Rocks in the Cycle of Nature

Rocks play a crucial role in the natural world, participating in the Earth’s geological cycles and providing resources for living organisms. They contribute to the Earth’s geological cycles through a process known as the rock cycle, which involves the transformation of rocks from one type to another over time. This ongoing cycle of rock formation and transformation plays an essential role in forming the Earth’s surface and geological history.

Rocks offer resources for living organisms in various ways, including:

  • Housing endoliths, which inhabit rocks and depend on the minerals and nutrients present within
  • Rock weathering releases minerals and nutrients that can be utilized by organisms
  • Weathered rocks contribute to soil formation, providing essential nutrients for plants and other organisms.

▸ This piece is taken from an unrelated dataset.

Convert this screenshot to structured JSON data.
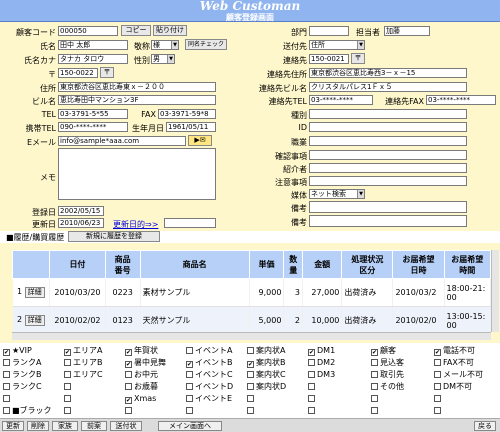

Philosophical Perspectives on Inanimate Objects

Philosophical viewpoints on inanimate objects, like rocks, examine the concept of consciousness and the nature of existence. One such perspective is panpsychism, which suggests that consciousness is a fundamental aspect of reality and that even inanimate objects may possess some level of consciousness. However, not all panpsychists believe that every inanimate object is conscious.

Another philosophical perspective is anthropomorphism, which attributes human traits, feelings, and behaviors to inanimate objects, nonhuman animals, or nature. This theory postulates that we often project our own human qualities onto the world around us, blurring the lines between living and non-living things. While these viewpoints provide intriguing insights, we should consider the scientific evidence and our comprehension of the characteristics of life when determining the nature of existence.

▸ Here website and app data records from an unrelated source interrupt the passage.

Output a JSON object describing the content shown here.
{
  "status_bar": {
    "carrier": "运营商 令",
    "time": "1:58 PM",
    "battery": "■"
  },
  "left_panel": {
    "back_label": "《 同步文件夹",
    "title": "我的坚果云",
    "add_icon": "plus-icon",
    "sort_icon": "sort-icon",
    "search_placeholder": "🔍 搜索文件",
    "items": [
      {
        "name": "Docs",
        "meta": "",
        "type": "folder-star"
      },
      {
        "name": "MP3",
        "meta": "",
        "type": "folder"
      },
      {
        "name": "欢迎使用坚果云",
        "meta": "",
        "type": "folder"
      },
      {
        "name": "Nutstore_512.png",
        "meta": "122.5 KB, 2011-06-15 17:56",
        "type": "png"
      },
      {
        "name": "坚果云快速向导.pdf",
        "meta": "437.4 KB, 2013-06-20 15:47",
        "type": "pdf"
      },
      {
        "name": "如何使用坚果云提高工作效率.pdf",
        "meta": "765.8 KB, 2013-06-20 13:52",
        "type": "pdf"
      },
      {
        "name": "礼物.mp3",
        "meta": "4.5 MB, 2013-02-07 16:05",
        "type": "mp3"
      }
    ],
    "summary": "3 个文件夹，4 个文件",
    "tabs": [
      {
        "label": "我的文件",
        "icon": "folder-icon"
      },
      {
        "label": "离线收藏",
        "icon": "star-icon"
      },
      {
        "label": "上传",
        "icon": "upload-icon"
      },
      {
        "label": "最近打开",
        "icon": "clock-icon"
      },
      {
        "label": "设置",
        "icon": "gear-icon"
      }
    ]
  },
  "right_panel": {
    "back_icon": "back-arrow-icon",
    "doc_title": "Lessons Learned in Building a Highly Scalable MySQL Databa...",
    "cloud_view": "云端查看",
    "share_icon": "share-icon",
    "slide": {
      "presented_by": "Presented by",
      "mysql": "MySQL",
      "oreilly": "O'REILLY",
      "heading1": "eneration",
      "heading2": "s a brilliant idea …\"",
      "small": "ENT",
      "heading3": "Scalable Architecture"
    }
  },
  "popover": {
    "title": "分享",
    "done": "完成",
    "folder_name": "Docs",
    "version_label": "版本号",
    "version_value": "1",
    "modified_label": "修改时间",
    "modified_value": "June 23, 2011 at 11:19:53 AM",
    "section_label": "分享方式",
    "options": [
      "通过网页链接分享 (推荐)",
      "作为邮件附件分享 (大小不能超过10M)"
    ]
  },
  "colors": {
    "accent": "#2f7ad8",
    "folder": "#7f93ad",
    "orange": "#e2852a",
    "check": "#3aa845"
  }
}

The Role of Rocks in Human Understanding of the World

Rocks have had a significant impact on human comprehension of the world, from the use in early tools to aiding in modern scientific discoveries. In early human civilizations, rocks were used to create primitive stone tools such as knives and axes, which allowed humans to access new food sources and expand their capabilities. The practice of using rocks as tools dates back to the Stone Age, millions of years ago.

In modern times, the study of rocks has contributed to our understanding of Earth’s history, materials, and processes, as well as the origin of life and the co-evolution of minerals and living organisms. Geologists employ rocks to gain knowledge of the Earth’s past climate, biodiversity, and geological cycles, offering invaluable insights into our planet’s history and the interconnectedness of life and the environment.

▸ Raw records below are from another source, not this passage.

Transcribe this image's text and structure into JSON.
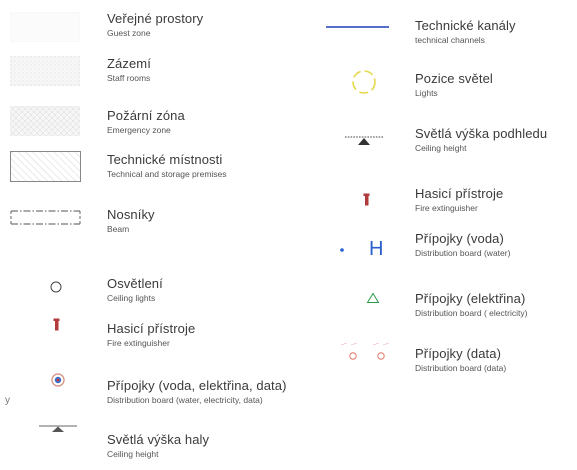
{
  "colors": {
    "text": "#3a3a3a",
    "blue": "#1f3fb5",
    "red": "#b23a3a",
    "green": "#2a9a4a",
    "yellow": "#e6d84a",
    "salmon": "#d8a090",
    "gray": "#9a9a9a"
  },
  "left": [
    {
      "cz": "Veřejné prostory",
      "en": "Guest zone",
      "icon": "guest-zone-swatch"
    },
    {
      "cz": "Zázemí",
      "en": "Staff rooms",
      "icon": "staff-rooms-swatch"
    },
    {
      "cz": "Požární zóna",
      "en": "Emergency zone",
      "icon": "emergency-zone-swatch"
    },
    {
      "cz": "Technické místnosti",
      "en": "Technical and storage premises",
      "icon": "technical-rooms-hatch"
    },
    {
      "cz": "Nosníky",
      "en": "Beam",
      "icon": "beam-dashdot-icon"
    },
    {
      "cz": "Osvětlení",
      "en": "Ceiling lights",
      "icon": "ceiling-light-icon"
    },
    {
      "cz": "Hasicí přístroje",
      "en": "Fire extinguisher",
      "icon": "fire-extinguisher-icon"
    },
    {
      "cz": "Přípojky (voda, elektřina, data)",
      "en": "Distribution board (water, electricity, data)",
      "icon": "distribution-board-icon"
    },
    {
      "cz": "Světlá výška haly",
      "en": "Ceiling height",
      "icon": "hall-height-icon"
    }
  ],
  "right": [
    {
      "cz": "Technické kanály",
      "en": "technical channels",
      "icon": "technical-channel-line"
    },
    {
      "cz": "Pozice světel",
      "en": "Lights",
      "icon": "light-position-icon"
    },
    {
      "cz": "Světlá výška podhledu",
      "en": "Ceiling height",
      "icon": "ceiling-height-icon"
    },
    {
      "cz": "Hasicí přístroje",
      "en": "Fire extinguisher",
      "icon": "fire-extinguisher-icon"
    },
    {
      "cz": "Přípojky (voda)",
      "en": "Distribution board (water)",
      "icon": "water-connection-icon"
    },
    {
      "cz": "Přípojky (elektřina)",
      "en": "Distribution board ( electricity)",
      "icon": "electricity-connection-icon"
    },
    {
      "cz": "Přípojky (data)",
      "en": "Distribution board (data)",
      "icon": "data-connection-icon"
    }
  ],
  "symbols": {
    "water_letter": "H",
    "stray_mark": "y"
  }
}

In summary, while rocks are not considered living things, they play a significant role in the natural world and our understanding of the Earth’s history and processes. From providing habitats for various species to participating in the Earth’s geological cycles, rocks contribute to the interconnectedness of life and the environment. By understanding the fundamental differences between living and non-living things, we can appreciate the complex and fascinating world around us.

Frequently Asked Questions About “Are Rocks Alive”

Are rocks living or nonliving?

Rocks, minerals, gems and other specimens do not replicate by biologic means and are thus not alive. As they lack the ability to grow or move, they are considered non-living things and have the power to influence their environment.

Do rocks have consciousness?

Rocks do not have the complexity, brains, sense organs or ability to change/react as a consequence of external influence that would enable them to meet the definition of consciousness. Thus, rocks do not have consciousness.

Are stones a natural living thing?

No, stones are not a natural living thing as they do not have life or the ability to sense and reproduce.

What are the main characteristics of life?

Life is characterized by metabolism, growth, reproduction, and the ability to respond to stimuli. These are the defining features of living organisms.

What is the rock cycle?

The rock cycle is the continual series of processes through which rocks are created, transformed and recycled in Earth’s crust, including weathering, erosion, deposition, compaction and cementation.